GOAL OF THE EXERCISE: Go through the entries below and retype them exactly, omitting each picture.
>>>>
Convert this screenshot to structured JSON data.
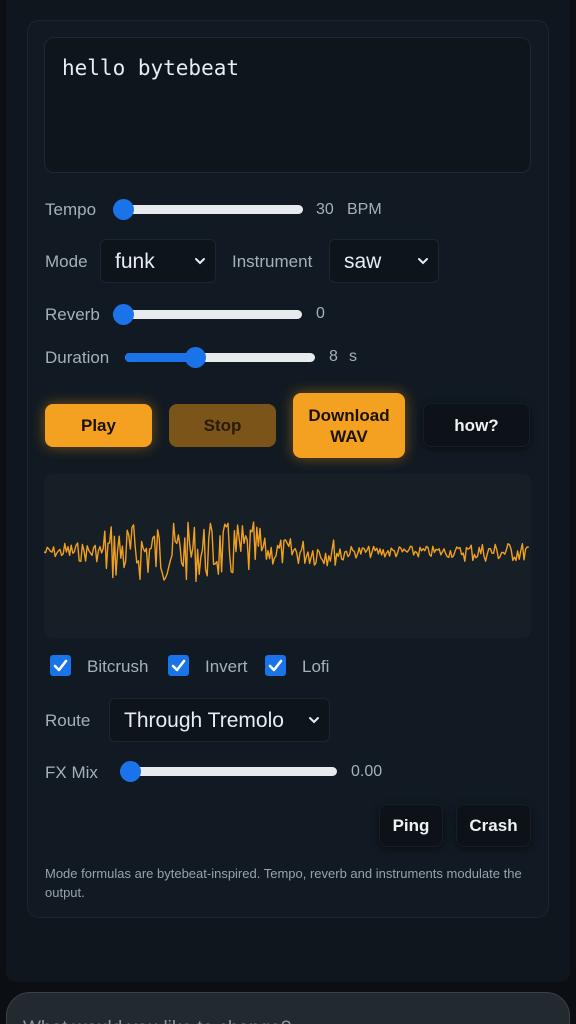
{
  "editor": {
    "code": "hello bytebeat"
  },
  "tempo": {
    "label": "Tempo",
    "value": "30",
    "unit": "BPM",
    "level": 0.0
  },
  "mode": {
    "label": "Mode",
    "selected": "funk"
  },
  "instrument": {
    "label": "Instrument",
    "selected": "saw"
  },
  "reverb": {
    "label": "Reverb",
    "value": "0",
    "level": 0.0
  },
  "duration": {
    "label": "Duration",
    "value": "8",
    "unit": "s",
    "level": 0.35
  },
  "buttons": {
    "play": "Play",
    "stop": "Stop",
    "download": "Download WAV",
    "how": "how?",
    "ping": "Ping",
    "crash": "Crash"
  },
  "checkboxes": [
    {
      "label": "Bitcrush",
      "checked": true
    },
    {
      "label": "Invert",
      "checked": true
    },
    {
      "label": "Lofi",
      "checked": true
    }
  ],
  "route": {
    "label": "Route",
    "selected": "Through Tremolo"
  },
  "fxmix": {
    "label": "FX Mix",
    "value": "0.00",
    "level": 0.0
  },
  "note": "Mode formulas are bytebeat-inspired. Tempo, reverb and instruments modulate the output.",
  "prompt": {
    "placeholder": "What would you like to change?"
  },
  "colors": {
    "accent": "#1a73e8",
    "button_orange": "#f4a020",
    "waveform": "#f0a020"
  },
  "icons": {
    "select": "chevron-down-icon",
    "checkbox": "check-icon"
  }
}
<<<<
ANSWER TO THIS TASK:
Convert this screenshot to structured JSON data.
{
  "editor": {
    "code": "hello bytebeat"
  },
  "tempo": {
    "label": "Tempo",
    "value": "30",
    "unit": "BPM",
    "level": 0.0
  },
  "mode": {
    "label": "Mode",
    "selected": "funk"
  },
  "instrument": {
    "label": "Instrument",
    "selected": "saw"
  },
  "reverb": {
    "label": "Reverb",
    "value": "0",
    "level": 0.0
  },
  "duration": {
    "label": "Duration",
    "value": "8",
    "unit": "s",
    "level": 0.35
  },
  "buttons": {
    "play": "Play",
    "stop": "Stop",
    "download": "Download WAV",
    "how": "how?",
    "ping": "Ping",
    "crash": "Crash"
  },
  "checkboxes": [
    {
      "label": "Bitcrush",
      "checked": true
    },
    {
      "label": "Invert",
      "checked": true
    },
    {
      "label": "Lofi",
      "checked": true
    }
  ],
  "route": {
    "label": "Route",
    "selected": "Through Tremolo"
  },
  "fxmix": {
    "label": "FX Mix",
    "value": "0.00",
    "level": 0.0
  },
  "note": "Mode formulas are bytebeat-inspired. Tempo, reverb and instruments modulate the output.",
  "prompt": {
    "placeholder": "What would you like to change?"
  },
  "colors": {
    "accent": "#1a73e8",
    "button_orange": "#f4a020",
    "waveform": "#f0a020"
  },
  "icons": {
    "select": "chevron-down-icon",
    "checkbox": "check-icon"
  }
}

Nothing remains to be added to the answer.